A judge in Myanmar ruled Monday that two journalists for the Reuters news agency will face trial for allegedly breaking the country's secrecy laws by reporting on the Rohingya crisis. The ruling comes after months of preliminary hearings.
Wa Lone, 32, and Kyaw Soe Oo, 28, are accused of breaching the Official Secrets Act, which carries a maximum penalty of 14 years in prison.
"We are deeply disappointed that the court declined to end this protracted and baseless proceeding against Wa Lone and Kyaw Soe Oo. These Reuters journalists were doing their jobs in an independent and impartial way, and there are no facts or evidence to suggest that they've done anything wrong or broken any law," Reuters president and editor-in-chief Stephen Adler said in a statement.
The pair has been held in custody since their arrest in December and are accused of being in possession of leaked sensitive material linked to a military crackdown in crisis-hit Rakhine state, home to Myanmar's minority Muslim Rohingya population.
"We did not commit any crimes,'' Wa Lone told journalists outside the courtroom after the ruling. "Today's court decision does not mean that we are guilty. We still have the right to a defense."
The reporters were meeting with two police officers they said they had never met before in northern Yangon. The men later told relatives that they were handed some papers, then were arrested almost immediately.
Their detention has prompted an outcry among international human rights groups.
Adler said that Monday's court decision "casts serious doubt on Myanmar's commitment to press freedom and the rule of law."
The United Nations expressed concern at the "arrest and continued detention" of the journalists. "The secretary-general has repeatedly urged for the release of the journalists and for the authorities to respect the right to freedom of expression and information," U.N. spokesman Stephane Dujarric said.
U.S. ambassador to the U.N., Nikki Haley, called on "the Burmese government to allow these journalists to return to their families and continue their work.''
"Today's action is a clear indication of the significant backsliding on human rights we've seen in Myanmar since the 2015 election," Human Rights Watch said.
More than 700,000 Rohingya have fled Myanmar's northern Rakhine state since August, after attacks by Rohingya militants against state security forces led to military reprisals.

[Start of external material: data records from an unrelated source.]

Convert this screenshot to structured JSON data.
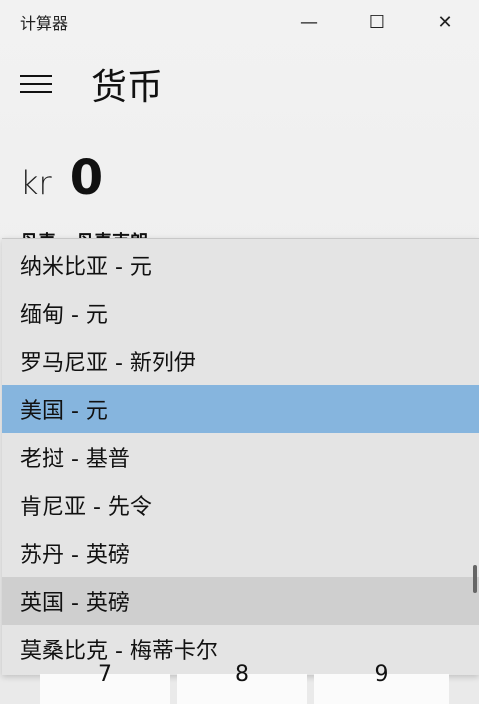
{
  "window": {
    "title": "计算器",
    "controls": {
      "minimize": "—",
      "maximize": "☐",
      "close": "✕"
    }
  },
  "header": {
    "menu_icon": "hamburger-menu-icon",
    "title": "货币"
  },
  "display": {
    "currency_symbol": "kr",
    "value": "0",
    "partial_label": "丹麦 - 丹麦克朗"
  },
  "dropdown": {
    "items": [
      {
        "label": "纳米比亚 - 元",
        "state": "normal"
      },
      {
        "label": "缅甸 - 元",
        "state": "normal"
      },
      {
        "label": "罗马尼亚 - 新列伊",
        "state": "normal"
      },
      {
        "label": "美国 - 元",
        "state": "selected"
      },
      {
        "label": "老挝 - 基普",
        "state": "normal"
      },
      {
        "label": "肯尼亚 - 先令",
        "state": "normal"
      },
      {
        "label": "苏丹 - 英磅",
        "state": "normal"
      },
      {
        "label": "英国 - 英磅",
        "state": "hover"
      },
      {
        "label": "莫桑比克 - 梅蒂卡尔",
        "state": "normal"
      }
    ]
  },
  "keypad_peek": {
    "keys": [
      "7",
      "8",
      "9"
    ]
  },
  "colors": {
    "selected_bg": "#86b5de",
    "hover_bg": "#cfcfcf",
    "dropdown_bg": "#e4e4e4"
  }
}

The U.N. said the military retaliated in a well-organized, systematic and coordinated manner, a "textbook example" of ethnic cleansing.
Fleeing Rohingya have told harrowing accounts of the military burning their villages in northern Rakhine state, and of rapes, killings, looting and the laying of landmines to prevent them from returning to their homes.
A recent report by a U.N. investigator warned that Myanmar's unprecedented level of human rights violations and abuses against its people will not end without concrete action by the international community against the government and military authorities.